Exercise brief - Give back the lines below verbatim, omitting all pictures.

Excerpts from an interface dataset:
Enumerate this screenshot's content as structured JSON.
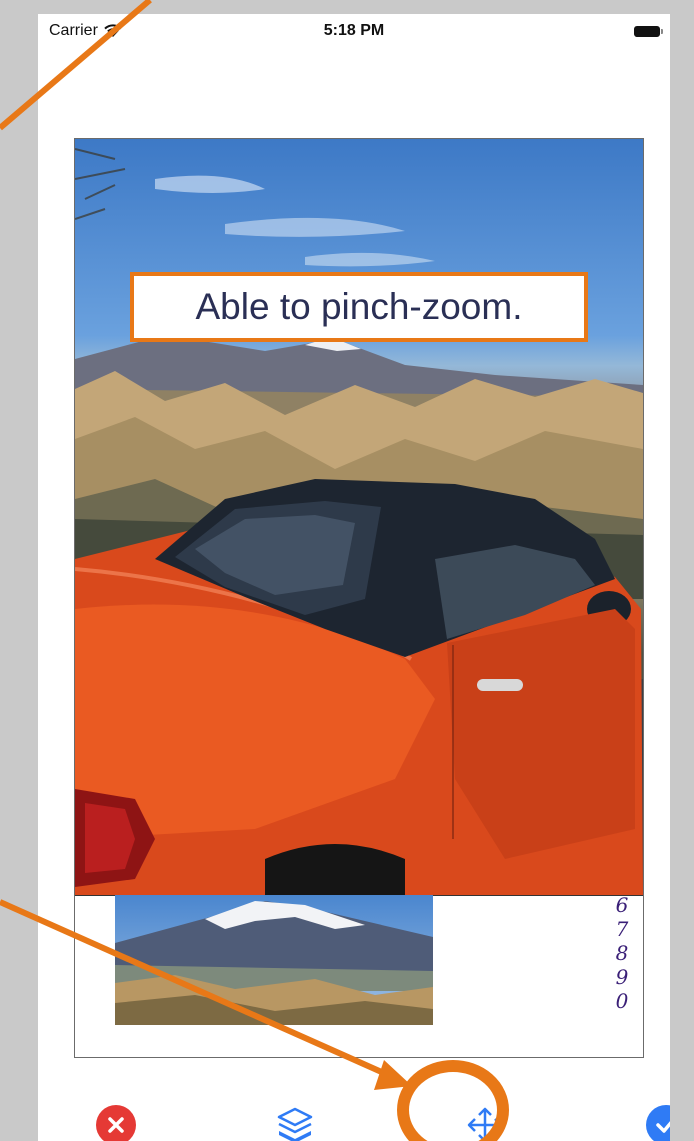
{
  "status_bar": {
    "carrier": "Carrier",
    "time": "5:18 PM"
  },
  "callout": {
    "text": "Able to pinch-zoom."
  },
  "sticker": {
    "digits": [
      "6",
      "7",
      "8",
      "9",
      "0"
    ]
  },
  "toolbar": {
    "close_icon": "close-icon",
    "layers_icon": "layers-icon",
    "move_icon": "move-arrows-icon",
    "confirm_icon": "checkmark-icon"
  },
  "colors": {
    "highlight_orange": "#e87817",
    "close_red": "#e53935",
    "ios_blue": "#2f7bf5"
  }
}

Reply -
Enumerate this screenshot's content as structured JSON.
{
  "status_bar": {
    "carrier": "Carrier",
    "time": "5:18 PM"
  },
  "callout": {
    "text": "Able to pinch-zoom."
  },
  "sticker": {
    "digits": [
      "6",
      "7",
      "8",
      "9",
      "0"
    ]
  },
  "toolbar": {
    "close_icon": "close-icon",
    "layers_icon": "layers-icon",
    "move_icon": "move-arrows-icon",
    "confirm_icon": "checkmark-icon"
  },
  "colors": {
    "highlight_orange": "#e87817",
    "close_red": "#e53935",
    "ios_blue": "#2f7bf5"
  }
}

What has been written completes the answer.